Dataset entries
+++

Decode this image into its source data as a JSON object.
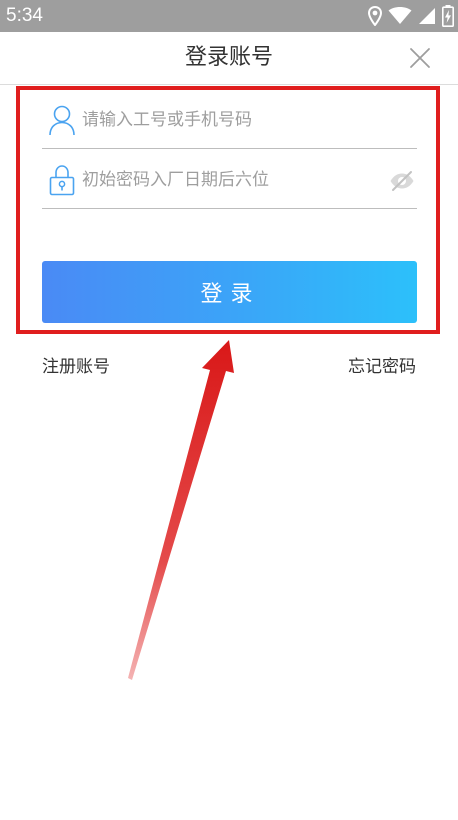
{
  "status_bar": {
    "time": "5:34",
    "icons": [
      "location-icon",
      "wifi-icon",
      "signal-icon",
      "battery-icon"
    ]
  },
  "header": {
    "title": "登录账号",
    "close_icon": "close-icon"
  },
  "form": {
    "username": {
      "placeholder": "请输入工号或手机号码",
      "value": "",
      "icon": "user-icon"
    },
    "password": {
      "placeholder": "初始密码入厂日期后六位",
      "value": "",
      "icon": "lock-icon",
      "toggle_icon": "eye-off-icon"
    },
    "login_label": "登录"
  },
  "links": {
    "register": "注册账号",
    "forgot": "忘记密码"
  },
  "colors": {
    "status_bar": "#9e9e9e",
    "button_start": "#4a8af5",
    "button_end": "#2cc0fa",
    "icon_blue": "#4aa3f0",
    "annotation_red": "#e01e1e"
  }
}
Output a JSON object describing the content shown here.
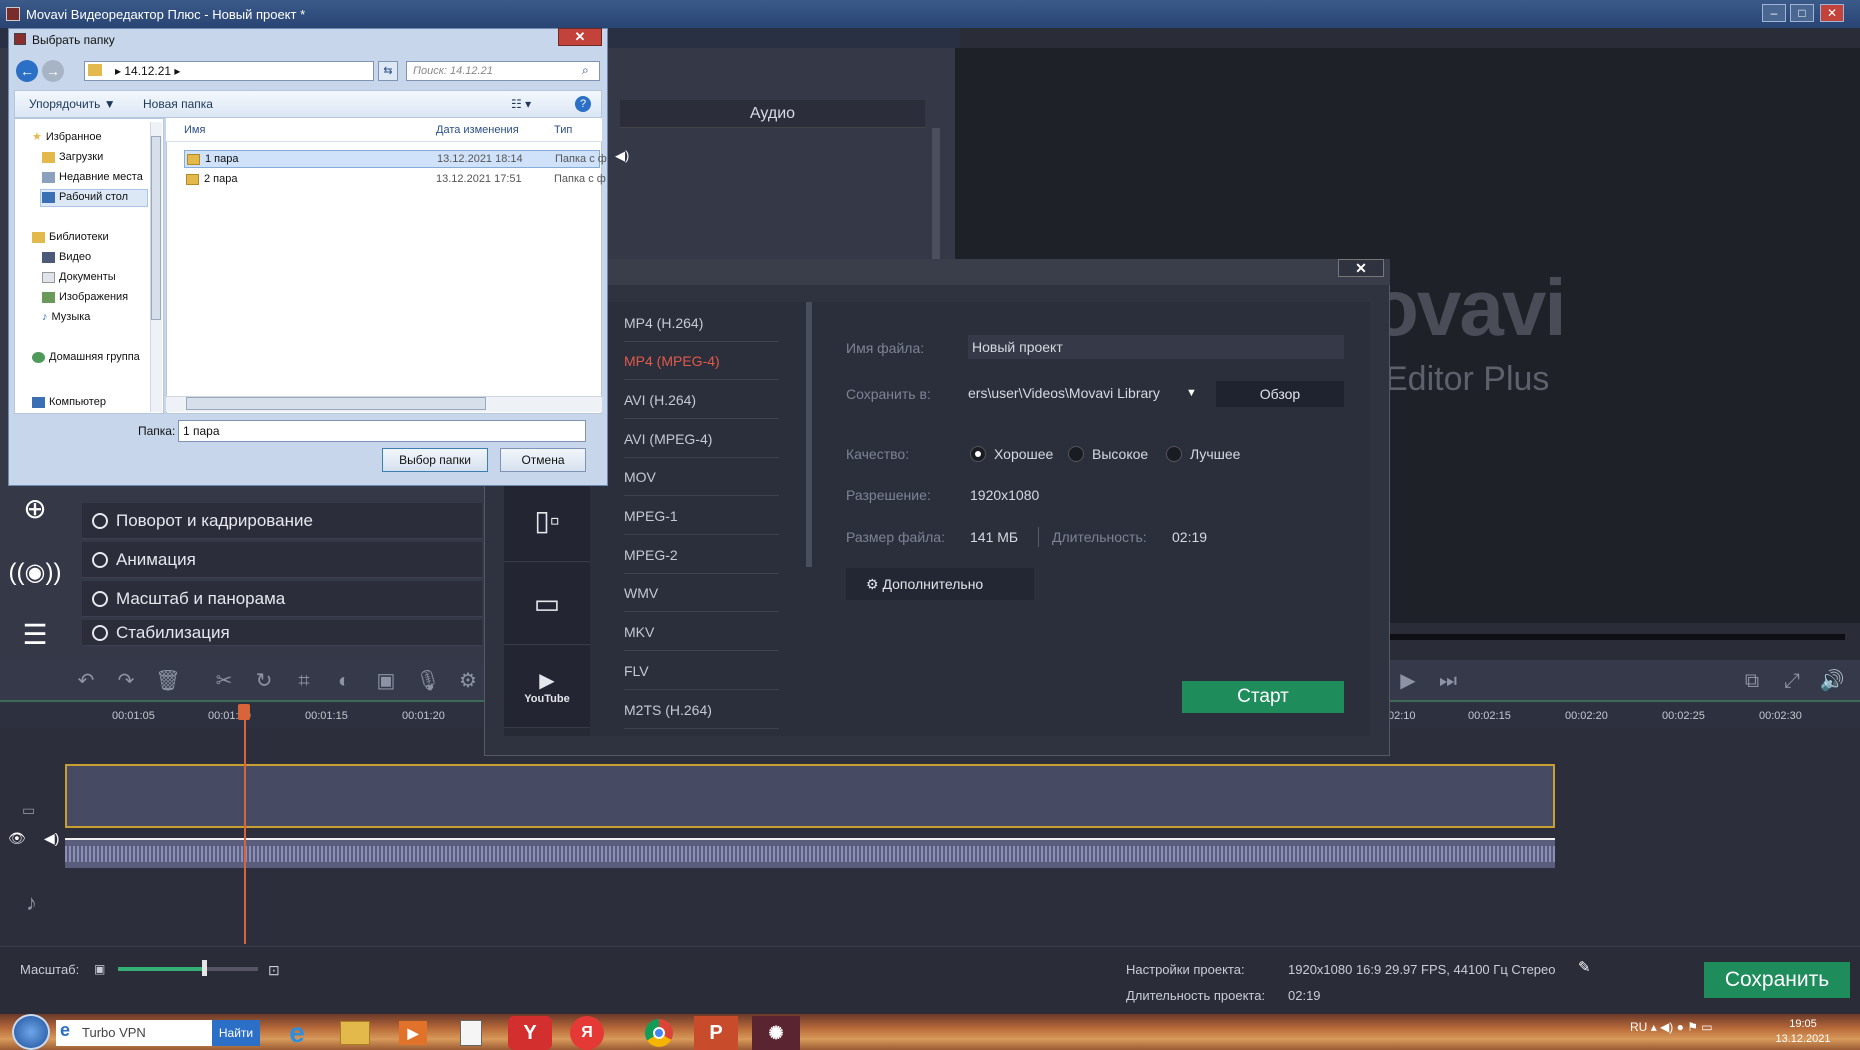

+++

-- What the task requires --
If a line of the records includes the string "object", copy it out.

-- Response area --
Decode this image into its source data as a JSON object.
Output a JSON object describing the content shown here.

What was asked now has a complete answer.